It doesn’t take an advanced degree in economics to understand the direct impact our current economy has on dogs. “Economic euthanasia,” is a phrase that is being applied to many of the “solutions” that are forced on some dogs. The number of dogs and other animals placed in the shelter system because of the economic downturn, has become so overwhelming that many shelters are euthanizing animals within 72 hours of arrival. Because of the economy, owners are being forced to make hard choices when it comes to their pet’s health care, as reported in this recent article on msnbc.com. Yet, with all the problems facing dogs, there are still people breeding them for reasons that to me, are incomprehensible.
There is a ton of good, sound, scientific information available about the benefits of spaying and neutering. Articles like this one from the Humane Society of the United States, dispel the myths that many people have about spaying and neutering. However, as the following story illustrates, the myths and misconceptions are hard to shake.
I recently had a “friendly” discussion with a woman who said she allowed her dogs to have puppies, to teach her children about birth and responsibility. I asked her if she had a plan for the puppies after they get older. She told me that she would probably keep one, and give the rest away. I wanted to know how she would find homes for the unwanted puppies. Somewhat annoyed, she replied that they weren’t unwanted because she never had problems giving puppies away before. Then I asked, “So the main reason for the puppies is to use them as a teaching tool for your children?” She asked me what was wrong with that, so I asked her a question in reply. “If you allow your dog to have puppies, to teach your children about birth and responsibility, do you take your children to the animal shelter and watch dogs being euthanized, to teach them about death and irresponsibility?” Needless to say, the woman was shocked and angry that I suggest such a thing. I explained to her that I used such a stark analogy not to be mean, but to show her that other “living things,” are affected by her decision to have those “teaching tools.”
To be honest, I don’t know if I made a dent. But I do know that adding to the current pet population, for reasons like the ones given by this lady, are irresponsible and misinformed to say the least. If you know of someone that needs to hear this message.
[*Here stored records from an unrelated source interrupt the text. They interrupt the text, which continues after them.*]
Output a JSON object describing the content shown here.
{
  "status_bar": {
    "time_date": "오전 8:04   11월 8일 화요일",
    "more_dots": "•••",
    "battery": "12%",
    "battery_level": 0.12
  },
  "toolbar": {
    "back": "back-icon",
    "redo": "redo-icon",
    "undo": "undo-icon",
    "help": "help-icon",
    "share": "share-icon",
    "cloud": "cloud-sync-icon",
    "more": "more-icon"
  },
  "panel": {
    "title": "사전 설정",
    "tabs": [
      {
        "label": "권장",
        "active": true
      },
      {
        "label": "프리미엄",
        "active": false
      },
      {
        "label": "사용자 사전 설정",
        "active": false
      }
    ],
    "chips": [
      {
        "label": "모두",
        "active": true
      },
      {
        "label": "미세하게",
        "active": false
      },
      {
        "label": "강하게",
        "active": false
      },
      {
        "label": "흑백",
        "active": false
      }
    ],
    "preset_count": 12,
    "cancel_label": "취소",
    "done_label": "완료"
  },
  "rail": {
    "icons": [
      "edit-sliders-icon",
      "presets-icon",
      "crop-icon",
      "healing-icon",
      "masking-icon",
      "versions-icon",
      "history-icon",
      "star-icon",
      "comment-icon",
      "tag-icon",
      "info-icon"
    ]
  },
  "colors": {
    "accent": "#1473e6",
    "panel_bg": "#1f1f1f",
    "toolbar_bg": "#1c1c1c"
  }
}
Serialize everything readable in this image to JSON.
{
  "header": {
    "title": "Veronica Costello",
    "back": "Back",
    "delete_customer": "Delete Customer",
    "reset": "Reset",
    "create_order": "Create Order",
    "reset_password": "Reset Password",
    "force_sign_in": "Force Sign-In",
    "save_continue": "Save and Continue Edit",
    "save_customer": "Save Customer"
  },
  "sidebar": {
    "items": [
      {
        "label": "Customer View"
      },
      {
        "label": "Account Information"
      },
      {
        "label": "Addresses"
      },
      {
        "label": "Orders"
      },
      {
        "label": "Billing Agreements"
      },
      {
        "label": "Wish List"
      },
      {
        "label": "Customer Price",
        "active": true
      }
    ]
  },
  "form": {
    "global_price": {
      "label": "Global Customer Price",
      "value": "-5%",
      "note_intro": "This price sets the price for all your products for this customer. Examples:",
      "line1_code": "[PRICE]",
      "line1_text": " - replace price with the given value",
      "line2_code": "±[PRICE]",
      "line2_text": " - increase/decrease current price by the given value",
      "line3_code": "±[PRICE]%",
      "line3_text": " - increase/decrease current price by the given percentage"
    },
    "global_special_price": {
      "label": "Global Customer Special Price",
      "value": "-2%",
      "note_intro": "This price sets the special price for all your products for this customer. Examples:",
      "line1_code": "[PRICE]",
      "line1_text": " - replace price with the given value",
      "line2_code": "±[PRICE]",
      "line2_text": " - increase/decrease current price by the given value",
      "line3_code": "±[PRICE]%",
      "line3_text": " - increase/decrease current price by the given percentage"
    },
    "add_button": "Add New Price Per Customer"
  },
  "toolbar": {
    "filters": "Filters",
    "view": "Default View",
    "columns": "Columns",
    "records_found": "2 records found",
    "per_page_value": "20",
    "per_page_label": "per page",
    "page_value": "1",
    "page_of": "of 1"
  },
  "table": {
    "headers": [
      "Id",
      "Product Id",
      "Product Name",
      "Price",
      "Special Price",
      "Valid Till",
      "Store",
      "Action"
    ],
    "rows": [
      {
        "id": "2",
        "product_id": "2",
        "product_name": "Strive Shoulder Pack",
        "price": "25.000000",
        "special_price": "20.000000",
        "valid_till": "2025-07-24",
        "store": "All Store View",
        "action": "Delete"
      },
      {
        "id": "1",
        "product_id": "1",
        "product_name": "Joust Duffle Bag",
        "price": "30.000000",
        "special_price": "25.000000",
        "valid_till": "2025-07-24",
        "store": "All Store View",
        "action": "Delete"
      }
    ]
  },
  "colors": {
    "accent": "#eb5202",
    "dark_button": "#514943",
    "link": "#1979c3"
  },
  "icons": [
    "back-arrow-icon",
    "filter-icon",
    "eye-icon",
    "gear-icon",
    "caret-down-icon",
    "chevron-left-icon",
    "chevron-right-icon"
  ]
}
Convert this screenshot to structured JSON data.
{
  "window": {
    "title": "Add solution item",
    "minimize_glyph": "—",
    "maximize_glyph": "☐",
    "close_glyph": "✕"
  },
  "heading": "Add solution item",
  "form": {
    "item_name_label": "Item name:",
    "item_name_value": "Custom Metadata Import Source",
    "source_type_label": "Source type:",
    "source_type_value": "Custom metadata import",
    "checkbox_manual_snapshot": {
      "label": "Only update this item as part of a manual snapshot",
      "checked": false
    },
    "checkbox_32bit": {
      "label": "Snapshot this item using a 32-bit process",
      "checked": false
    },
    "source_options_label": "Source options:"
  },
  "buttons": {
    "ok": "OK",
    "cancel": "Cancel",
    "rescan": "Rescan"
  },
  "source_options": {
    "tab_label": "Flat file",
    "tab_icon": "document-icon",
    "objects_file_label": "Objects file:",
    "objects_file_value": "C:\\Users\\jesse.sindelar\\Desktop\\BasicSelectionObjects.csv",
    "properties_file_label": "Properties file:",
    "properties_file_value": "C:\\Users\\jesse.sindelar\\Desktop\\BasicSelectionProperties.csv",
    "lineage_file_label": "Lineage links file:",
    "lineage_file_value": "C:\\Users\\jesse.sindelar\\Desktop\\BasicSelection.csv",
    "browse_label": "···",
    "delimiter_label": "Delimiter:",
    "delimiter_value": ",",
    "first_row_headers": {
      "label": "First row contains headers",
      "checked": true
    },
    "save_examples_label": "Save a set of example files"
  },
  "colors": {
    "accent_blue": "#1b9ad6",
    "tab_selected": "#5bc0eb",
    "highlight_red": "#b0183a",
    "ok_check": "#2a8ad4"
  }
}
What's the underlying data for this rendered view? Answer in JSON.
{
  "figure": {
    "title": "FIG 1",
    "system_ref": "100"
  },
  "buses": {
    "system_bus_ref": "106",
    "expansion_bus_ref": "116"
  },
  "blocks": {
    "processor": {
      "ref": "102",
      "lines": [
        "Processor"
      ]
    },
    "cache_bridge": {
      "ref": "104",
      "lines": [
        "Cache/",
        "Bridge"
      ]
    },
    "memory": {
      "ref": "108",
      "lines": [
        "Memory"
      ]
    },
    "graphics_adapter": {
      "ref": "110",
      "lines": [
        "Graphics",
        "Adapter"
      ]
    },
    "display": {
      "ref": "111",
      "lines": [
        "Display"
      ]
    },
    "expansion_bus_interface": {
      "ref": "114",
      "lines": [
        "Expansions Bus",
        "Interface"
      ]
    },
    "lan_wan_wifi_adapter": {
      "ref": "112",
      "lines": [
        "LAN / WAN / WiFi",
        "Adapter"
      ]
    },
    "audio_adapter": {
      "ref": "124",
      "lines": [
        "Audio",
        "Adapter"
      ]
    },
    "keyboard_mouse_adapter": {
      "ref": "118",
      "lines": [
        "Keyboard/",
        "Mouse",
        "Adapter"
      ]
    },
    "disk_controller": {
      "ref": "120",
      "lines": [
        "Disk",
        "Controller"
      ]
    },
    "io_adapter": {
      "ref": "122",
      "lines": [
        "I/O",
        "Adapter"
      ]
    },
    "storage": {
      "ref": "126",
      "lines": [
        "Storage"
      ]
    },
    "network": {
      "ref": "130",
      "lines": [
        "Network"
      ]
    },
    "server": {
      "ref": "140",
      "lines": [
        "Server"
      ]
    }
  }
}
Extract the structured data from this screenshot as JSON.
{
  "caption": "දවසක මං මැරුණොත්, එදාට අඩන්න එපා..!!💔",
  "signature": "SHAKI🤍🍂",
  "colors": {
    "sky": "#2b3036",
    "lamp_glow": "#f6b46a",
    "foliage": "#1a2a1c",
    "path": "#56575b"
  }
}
Send them a link to this article or any one of the following links.
- Myths and Facts About Spaying and Neutering | The Humane Society of the United States
- ASPCA | How Will Neutering Change My Dog
- Sacramento SPCA | Why Spay or Neuter?
- PHS/SPCA | Spay/Neuter Myths and Facts
- Doctors Foster and Smith | Myths about Spaying & Neutering Dogs
- American Veterinary Medical Association | What you should know about Spaying and Neutering
- Petfinder Library | Why Spay or Neuter?
- Pets 911 – Low Cost Spay and Neuter